◆ Records shown ◆
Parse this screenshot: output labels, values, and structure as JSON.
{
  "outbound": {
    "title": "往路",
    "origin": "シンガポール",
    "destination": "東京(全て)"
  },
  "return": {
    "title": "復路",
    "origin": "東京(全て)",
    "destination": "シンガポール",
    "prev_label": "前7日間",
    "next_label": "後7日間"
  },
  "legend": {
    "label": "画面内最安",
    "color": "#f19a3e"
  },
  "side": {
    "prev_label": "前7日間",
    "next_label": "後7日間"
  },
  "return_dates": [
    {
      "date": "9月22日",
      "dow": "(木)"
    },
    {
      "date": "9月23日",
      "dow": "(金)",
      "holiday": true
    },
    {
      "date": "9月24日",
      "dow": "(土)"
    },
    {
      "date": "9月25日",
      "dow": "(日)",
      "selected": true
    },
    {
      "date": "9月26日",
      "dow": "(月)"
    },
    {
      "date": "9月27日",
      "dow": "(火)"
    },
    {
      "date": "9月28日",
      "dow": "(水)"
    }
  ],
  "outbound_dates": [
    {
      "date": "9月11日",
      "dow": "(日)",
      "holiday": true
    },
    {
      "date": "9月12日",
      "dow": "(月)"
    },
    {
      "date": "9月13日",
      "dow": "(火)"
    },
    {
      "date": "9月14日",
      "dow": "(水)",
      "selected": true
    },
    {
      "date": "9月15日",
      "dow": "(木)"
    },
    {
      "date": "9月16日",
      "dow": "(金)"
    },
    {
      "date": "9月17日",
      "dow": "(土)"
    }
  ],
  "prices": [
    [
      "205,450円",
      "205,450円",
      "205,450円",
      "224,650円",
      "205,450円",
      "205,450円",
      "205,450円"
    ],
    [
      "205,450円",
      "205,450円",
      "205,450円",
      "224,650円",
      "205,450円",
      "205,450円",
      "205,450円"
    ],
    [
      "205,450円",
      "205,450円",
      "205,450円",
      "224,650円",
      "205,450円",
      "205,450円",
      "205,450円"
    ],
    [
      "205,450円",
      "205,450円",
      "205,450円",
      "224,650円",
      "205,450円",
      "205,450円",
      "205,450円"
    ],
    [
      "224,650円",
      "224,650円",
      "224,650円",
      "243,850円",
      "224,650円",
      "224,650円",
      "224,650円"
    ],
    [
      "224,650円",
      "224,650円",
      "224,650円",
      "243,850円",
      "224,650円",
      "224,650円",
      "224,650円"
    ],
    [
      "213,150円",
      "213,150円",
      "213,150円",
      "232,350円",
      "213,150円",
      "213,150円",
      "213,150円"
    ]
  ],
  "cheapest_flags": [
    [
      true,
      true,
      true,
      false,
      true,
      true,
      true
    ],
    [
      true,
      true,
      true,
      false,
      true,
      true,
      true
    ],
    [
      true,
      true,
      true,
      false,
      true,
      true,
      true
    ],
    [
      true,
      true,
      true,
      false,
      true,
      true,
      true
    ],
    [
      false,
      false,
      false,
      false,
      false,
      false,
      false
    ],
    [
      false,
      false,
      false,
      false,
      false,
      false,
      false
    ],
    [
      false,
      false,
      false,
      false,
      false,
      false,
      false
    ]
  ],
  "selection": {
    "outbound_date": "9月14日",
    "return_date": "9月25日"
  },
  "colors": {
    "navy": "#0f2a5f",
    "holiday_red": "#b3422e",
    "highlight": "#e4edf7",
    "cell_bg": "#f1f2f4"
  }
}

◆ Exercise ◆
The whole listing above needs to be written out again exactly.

◆ Your solution ◆
Parse this screenshot: output labels, values, and structure as JSON.
{
  "outbound": {
    "title": "往路",
    "origin": "シンガポール",
    "destination": "東京(全て)"
  },
  "return": {
    "title": "復路",
    "origin": "東京(全て)",
    "destination": "シンガポール",
    "prev_label": "前7日間",
    "next_label": "後7日間"
  },
  "legend": {
    "label": "画面内最安",
    "color": "#f19a3e"
  },
  "side": {
    "prev_label": "前7日間",
    "next_label": "後7日間"
  },
  "return_dates": [
    {
      "date": "9月22日",
      "dow": "(木)"
    },
    {
      "date": "9月23日",
      "dow": "(金)",
      "holiday": true
    },
    {
      "date": "9月24日",
      "dow": "(土)"
    },
    {
      "date": "9月25日",
      "dow": "(日)",
      "selected": true
    },
    {
      "date": "9月26日",
      "dow": "(月)"
    },
    {
      "date": "9月27日",
      "dow": "(火)"
    },
    {
      "date": "9月28日",
      "dow": "(水)"
    }
  ],
  "outbound_dates": [
    {
      "date": "9月11日",
      "dow": "(日)",
      "holiday": true
    },
    {
      "date": "9月12日",
      "dow": "(月)"
    },
    {
      "date": "9月13日",
      "dow": "(火)"
    },
    {
      "date": "9月14日",
      "dow": "(水)",
      "selected": true
    },
    {
      "date": "9月15日",
      "dow": "(木)"
    },
    {
      "date": "9月16日",
      "dow": "(金)"
    },
    {
      "date": "9月17日",
      "dow": "(土)"
    }
  ],
  "prices": [
    [
      "205,450円",
      "205,450円",
      "205,450円",
      "224,650円",
      "205,450円",
      "205,450円",
      "205,450円"
    ],
    [
      "205,450円",
      "205,450円",
      "205,450円",
      "224,650円",
      "205,450円",
      "205,450円",
      "205,450円"
    ],
    [
      "205,450円",
      "205,450円",
      "205,450円",
      "224,650円",
      "205,450円",
      "205,450円",
      "205,450円"
    ],
    [
      "205,450円",
      "205,450円",
      "205,450円",
      "224,650円",
      "205,450円",
      "205,450円",
      "205,450円"
    ],
    [
      "224,650円",
      "224,650円",
      "224,650円",
      "243,850円",
      "224,650円",
      "224,650円",
      "224,650円"
    ],
    [
      "224,650円",
      "224,650円",
      "224,650円",
      "243,850円",
      "224,650円",
      "224,650円",
      "224,650円"
    ],
    [
      "213,150円",
      "213,150円",
      "213,150円",
      "232,350円",
      "213,150円",
      "213,150円",
      "213,150円"
    ]
  ],
  "cheapest_flags": [
    [
      true,
      true,
      true,
      false,
      true,
      true,
      true
    ],
    [
      true,
      true,
      true,
      false,
      true,
      true,
      true
    ],
    [
      true,
      true,
      true,
      false,
      true,
      true,
      true
    ],
    [
      true,
      true,
      true,
      false,
      true,
      true,
      true
    ],
    [
      false,
      false,
      false,
      false,
      false,
      false,
      false
    ],
    [
      false,
      false,
      false,
      false,
      false,
      false,
      false
    ],
    [
      false,
      false,
      false,
      false,
      false,
      false,
      false
    ]
  ],
  "selection": {
    "outbound_date": "9月14日",
    "return_date": "9月25日"
  },
  "colors": {
    "navy": "#0f2a5f",
    "holiday_red": "#b3422e",
    "highlight": "#e4edf7",
    "cell_bg": "#f1f2f4"
  }
}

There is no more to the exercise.